To do — Your task is to copy every line of the entries that contains "TeamOS".

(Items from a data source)
::::::::::

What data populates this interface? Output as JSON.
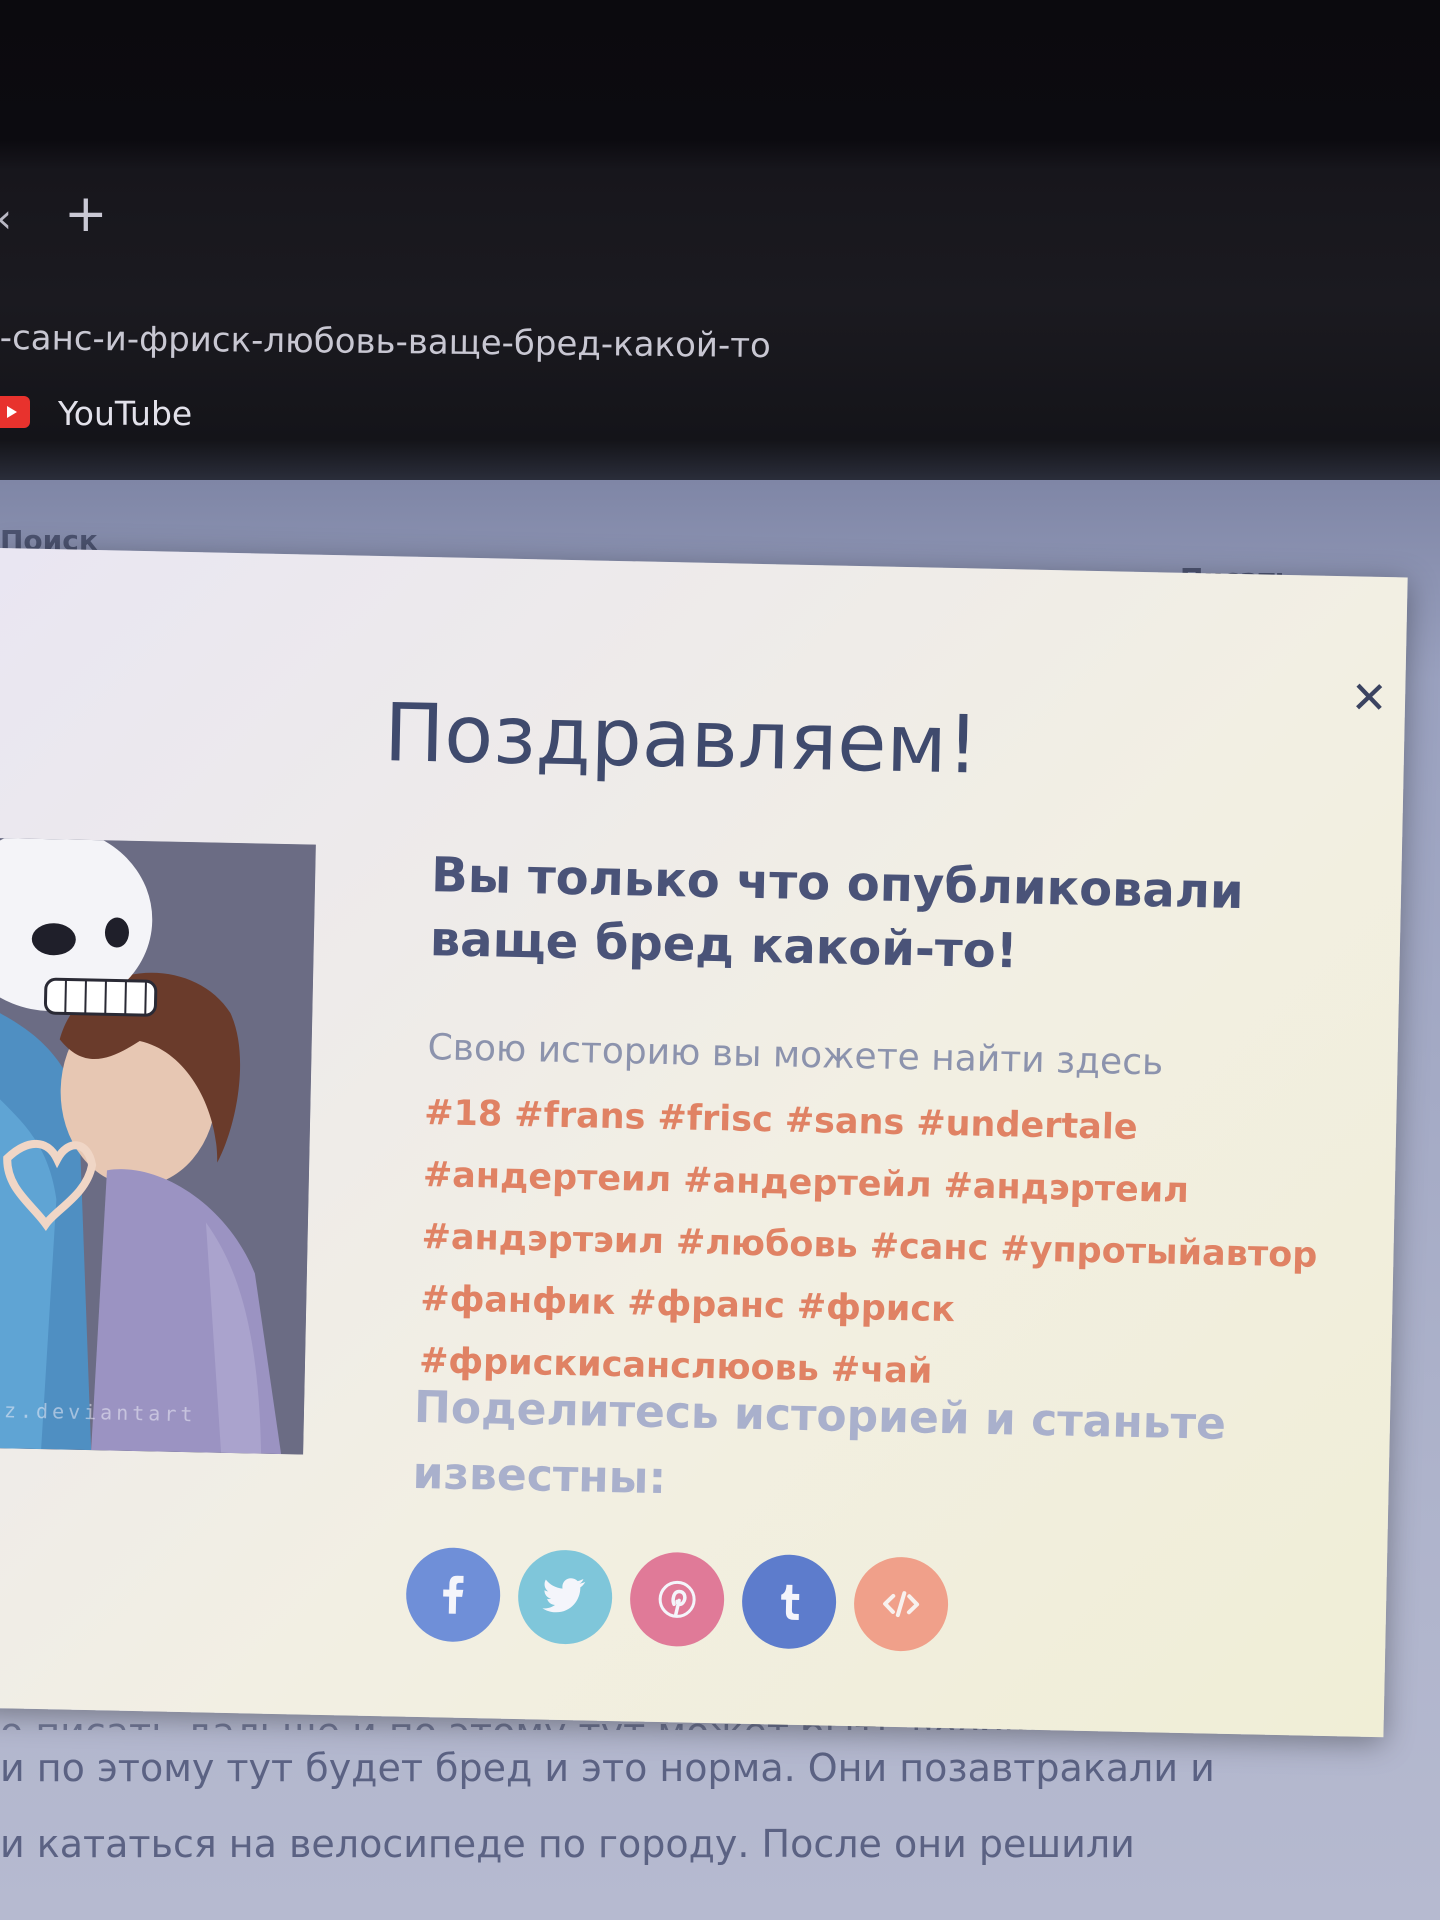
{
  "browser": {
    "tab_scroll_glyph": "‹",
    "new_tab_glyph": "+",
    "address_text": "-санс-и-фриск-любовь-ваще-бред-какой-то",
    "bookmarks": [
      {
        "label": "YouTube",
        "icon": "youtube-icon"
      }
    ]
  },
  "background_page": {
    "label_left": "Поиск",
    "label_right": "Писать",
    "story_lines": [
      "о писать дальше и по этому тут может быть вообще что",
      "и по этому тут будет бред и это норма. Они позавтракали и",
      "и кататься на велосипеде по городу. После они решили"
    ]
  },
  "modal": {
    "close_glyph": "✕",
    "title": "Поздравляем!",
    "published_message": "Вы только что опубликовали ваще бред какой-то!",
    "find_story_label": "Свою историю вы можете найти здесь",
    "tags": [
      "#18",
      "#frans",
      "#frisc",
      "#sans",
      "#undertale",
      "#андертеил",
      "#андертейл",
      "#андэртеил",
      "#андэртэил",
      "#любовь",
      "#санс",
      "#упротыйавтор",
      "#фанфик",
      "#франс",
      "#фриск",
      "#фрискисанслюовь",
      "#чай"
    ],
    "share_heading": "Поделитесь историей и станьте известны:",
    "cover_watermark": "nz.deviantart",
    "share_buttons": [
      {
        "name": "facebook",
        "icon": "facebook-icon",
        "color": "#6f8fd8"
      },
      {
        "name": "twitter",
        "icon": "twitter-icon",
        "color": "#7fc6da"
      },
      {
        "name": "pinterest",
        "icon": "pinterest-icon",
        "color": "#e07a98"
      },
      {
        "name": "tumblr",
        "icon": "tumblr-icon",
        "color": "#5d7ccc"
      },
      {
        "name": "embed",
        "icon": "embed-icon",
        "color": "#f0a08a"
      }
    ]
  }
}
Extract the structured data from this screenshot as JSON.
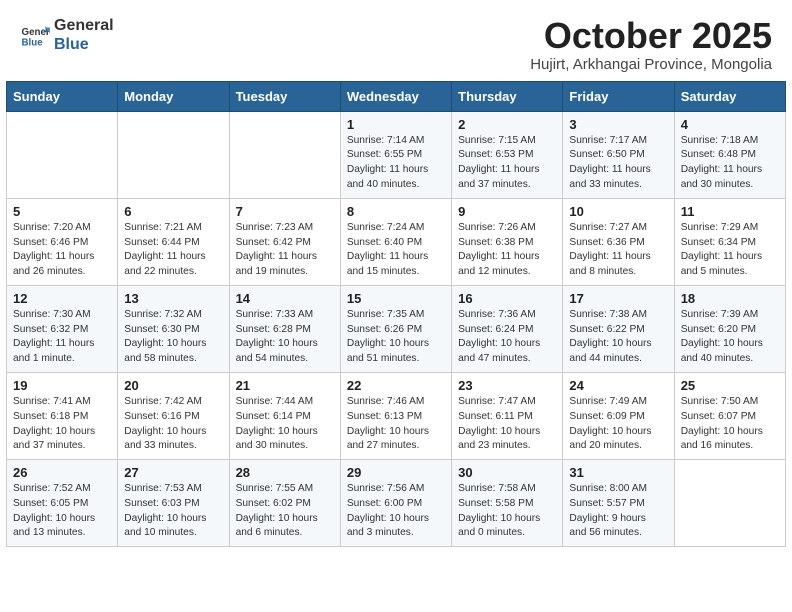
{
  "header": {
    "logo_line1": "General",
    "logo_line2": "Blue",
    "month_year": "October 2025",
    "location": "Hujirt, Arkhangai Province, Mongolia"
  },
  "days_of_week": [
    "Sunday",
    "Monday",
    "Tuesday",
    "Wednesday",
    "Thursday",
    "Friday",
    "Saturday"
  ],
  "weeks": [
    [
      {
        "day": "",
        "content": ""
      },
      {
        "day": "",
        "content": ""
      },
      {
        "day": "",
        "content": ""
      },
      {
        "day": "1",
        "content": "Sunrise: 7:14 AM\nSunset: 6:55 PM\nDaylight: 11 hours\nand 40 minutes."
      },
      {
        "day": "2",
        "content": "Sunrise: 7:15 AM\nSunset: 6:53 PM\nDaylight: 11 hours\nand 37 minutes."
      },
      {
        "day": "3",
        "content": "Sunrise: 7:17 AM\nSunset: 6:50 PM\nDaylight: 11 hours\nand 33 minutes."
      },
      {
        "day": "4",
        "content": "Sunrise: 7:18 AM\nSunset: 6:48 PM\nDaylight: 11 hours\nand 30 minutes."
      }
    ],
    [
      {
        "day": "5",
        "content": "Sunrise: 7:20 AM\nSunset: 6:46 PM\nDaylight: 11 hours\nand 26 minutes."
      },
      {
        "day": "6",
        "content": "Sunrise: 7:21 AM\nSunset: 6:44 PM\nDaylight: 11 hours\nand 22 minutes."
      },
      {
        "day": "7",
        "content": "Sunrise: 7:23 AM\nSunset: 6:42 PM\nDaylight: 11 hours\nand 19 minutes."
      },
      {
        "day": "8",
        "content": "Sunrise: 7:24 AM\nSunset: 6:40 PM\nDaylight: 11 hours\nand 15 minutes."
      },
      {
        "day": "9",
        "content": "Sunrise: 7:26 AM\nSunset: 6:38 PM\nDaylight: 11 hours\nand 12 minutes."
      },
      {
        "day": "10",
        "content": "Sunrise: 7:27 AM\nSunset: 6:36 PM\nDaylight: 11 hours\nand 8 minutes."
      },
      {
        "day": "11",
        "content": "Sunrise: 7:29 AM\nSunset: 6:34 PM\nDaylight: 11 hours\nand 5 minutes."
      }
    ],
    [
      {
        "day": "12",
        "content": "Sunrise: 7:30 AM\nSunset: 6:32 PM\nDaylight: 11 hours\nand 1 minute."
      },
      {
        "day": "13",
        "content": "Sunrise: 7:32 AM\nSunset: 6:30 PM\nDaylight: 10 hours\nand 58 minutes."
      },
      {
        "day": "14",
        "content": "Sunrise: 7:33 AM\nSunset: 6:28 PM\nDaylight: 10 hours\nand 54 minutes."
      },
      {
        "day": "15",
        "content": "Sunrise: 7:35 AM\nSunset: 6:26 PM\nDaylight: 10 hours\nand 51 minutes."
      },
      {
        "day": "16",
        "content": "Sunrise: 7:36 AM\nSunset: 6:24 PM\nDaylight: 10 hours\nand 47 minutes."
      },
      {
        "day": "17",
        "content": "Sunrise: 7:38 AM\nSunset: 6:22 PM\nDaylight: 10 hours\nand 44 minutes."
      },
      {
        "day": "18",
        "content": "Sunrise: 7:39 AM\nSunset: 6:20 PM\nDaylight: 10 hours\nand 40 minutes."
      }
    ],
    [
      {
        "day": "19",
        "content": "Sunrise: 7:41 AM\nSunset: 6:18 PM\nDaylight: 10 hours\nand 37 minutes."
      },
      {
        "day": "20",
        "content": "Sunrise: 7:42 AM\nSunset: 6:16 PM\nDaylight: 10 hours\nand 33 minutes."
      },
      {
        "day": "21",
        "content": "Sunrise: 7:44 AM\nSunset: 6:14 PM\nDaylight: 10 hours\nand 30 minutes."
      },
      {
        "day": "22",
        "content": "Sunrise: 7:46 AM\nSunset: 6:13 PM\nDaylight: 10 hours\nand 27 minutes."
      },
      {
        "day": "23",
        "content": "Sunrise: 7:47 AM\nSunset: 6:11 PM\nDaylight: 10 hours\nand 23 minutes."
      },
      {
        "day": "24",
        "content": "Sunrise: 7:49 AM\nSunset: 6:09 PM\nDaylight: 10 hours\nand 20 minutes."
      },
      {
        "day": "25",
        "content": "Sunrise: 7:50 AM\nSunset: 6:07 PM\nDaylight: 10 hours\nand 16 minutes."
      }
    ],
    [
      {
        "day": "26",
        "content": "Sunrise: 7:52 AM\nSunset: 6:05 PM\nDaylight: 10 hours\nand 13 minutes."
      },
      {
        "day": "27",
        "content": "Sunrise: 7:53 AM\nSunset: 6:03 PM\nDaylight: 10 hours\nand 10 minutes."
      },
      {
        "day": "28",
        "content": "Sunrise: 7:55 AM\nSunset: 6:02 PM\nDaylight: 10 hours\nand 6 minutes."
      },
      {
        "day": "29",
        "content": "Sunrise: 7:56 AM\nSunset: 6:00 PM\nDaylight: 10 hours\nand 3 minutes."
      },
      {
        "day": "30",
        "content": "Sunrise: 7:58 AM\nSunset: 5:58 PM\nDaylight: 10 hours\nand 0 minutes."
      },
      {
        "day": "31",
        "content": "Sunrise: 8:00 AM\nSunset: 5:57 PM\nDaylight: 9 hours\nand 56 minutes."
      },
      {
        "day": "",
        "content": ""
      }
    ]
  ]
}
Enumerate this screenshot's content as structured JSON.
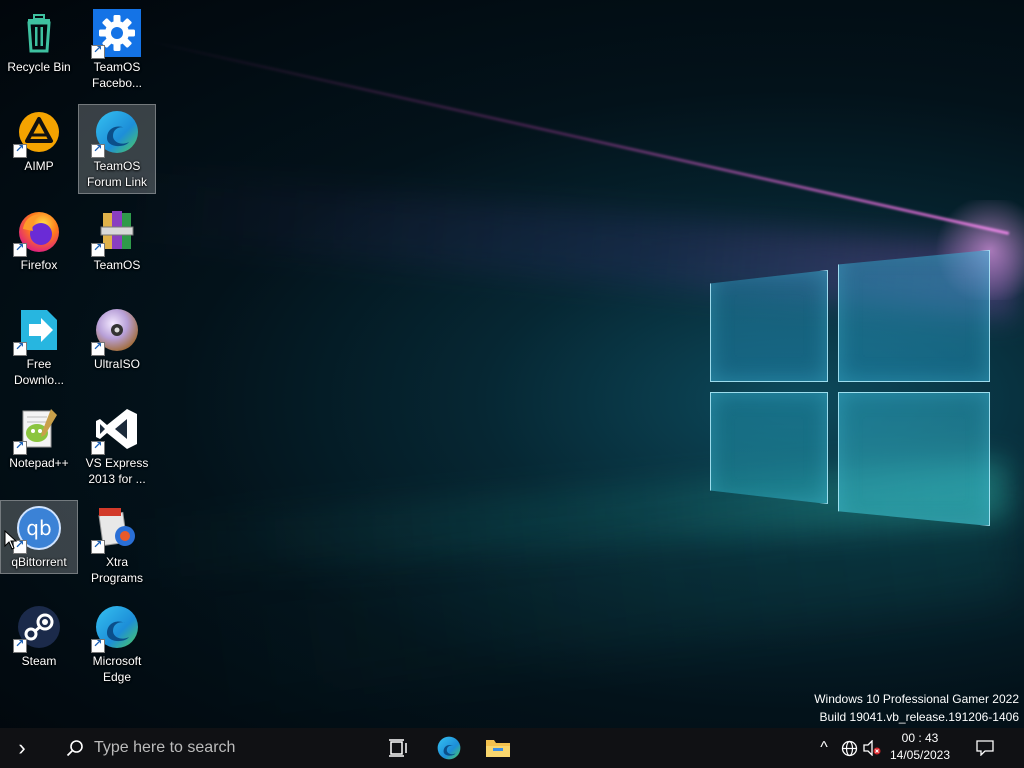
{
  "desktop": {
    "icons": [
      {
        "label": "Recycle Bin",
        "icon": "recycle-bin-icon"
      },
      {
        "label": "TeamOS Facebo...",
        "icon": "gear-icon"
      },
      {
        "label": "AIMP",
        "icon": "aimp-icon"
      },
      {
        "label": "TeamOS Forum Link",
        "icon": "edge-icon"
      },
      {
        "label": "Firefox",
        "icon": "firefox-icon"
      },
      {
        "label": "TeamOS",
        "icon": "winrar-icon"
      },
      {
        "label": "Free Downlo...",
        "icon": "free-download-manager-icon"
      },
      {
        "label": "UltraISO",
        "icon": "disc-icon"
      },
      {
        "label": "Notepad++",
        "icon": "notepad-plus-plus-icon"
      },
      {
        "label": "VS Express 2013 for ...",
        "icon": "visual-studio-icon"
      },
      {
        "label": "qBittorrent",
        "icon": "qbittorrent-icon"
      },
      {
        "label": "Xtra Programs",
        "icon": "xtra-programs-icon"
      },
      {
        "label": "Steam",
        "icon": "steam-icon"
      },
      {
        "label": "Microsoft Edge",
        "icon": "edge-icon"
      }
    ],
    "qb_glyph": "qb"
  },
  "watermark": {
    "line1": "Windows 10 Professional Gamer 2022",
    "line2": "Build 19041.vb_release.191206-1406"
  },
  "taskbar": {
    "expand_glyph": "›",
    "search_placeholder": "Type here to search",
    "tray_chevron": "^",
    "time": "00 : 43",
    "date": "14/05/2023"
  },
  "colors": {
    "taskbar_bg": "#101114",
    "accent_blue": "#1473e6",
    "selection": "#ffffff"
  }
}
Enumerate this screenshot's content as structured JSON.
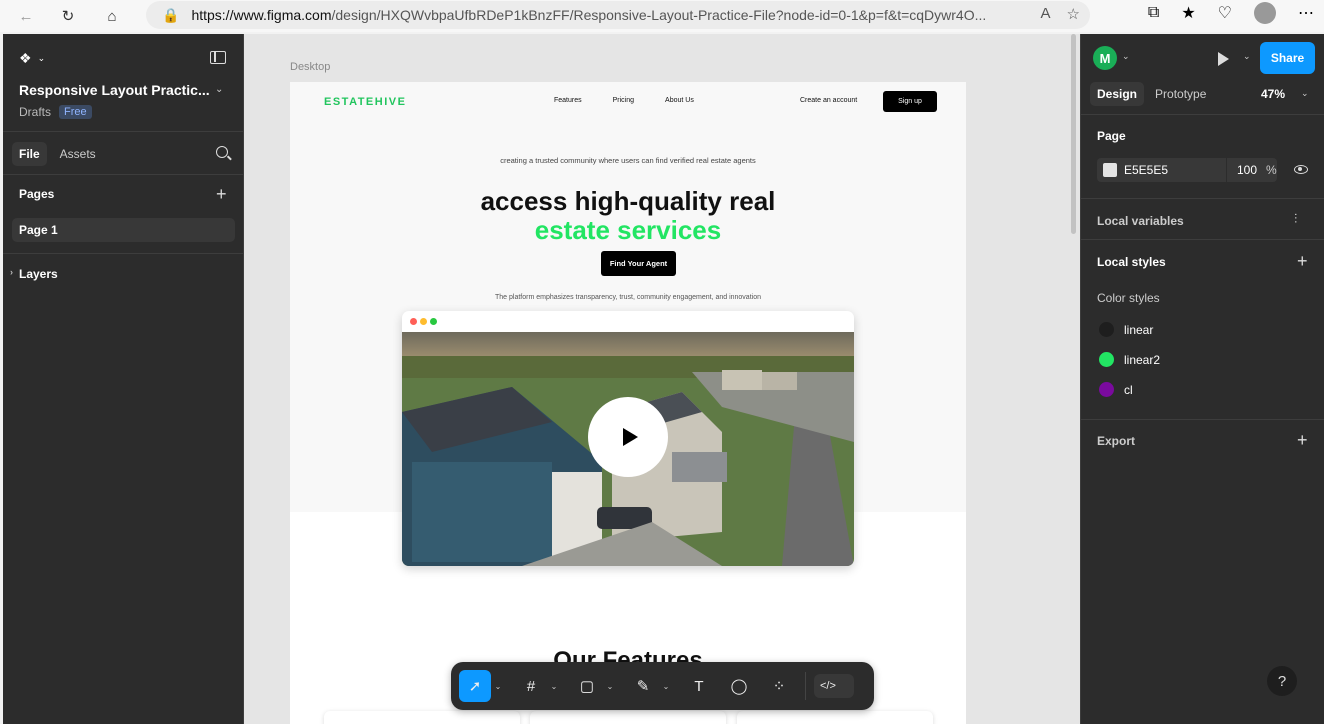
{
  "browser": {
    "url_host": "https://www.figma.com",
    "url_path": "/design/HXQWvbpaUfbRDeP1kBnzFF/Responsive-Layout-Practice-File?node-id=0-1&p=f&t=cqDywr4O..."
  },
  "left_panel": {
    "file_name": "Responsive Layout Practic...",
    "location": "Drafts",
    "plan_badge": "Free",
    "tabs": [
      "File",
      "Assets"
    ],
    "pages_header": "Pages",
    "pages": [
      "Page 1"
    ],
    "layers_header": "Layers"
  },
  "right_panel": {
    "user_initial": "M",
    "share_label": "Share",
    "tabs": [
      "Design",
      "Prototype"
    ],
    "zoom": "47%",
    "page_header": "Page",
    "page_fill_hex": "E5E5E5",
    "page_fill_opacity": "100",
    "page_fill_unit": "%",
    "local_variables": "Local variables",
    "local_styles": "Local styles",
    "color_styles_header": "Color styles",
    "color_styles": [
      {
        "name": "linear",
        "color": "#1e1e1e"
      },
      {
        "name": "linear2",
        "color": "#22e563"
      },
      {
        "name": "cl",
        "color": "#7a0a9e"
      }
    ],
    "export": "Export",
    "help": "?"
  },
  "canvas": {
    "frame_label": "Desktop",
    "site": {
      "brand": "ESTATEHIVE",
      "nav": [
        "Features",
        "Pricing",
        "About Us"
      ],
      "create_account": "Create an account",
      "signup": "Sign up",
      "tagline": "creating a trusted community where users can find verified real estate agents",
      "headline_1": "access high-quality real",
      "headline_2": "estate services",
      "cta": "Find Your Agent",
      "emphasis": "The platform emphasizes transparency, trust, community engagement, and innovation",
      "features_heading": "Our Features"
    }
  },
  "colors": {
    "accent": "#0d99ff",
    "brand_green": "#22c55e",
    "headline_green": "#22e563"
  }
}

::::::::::

Response for this exercise —
        "label": "TeamOS Facebo...",
        "label": "TeamOS Forum Link",
        "label": "TeamOS",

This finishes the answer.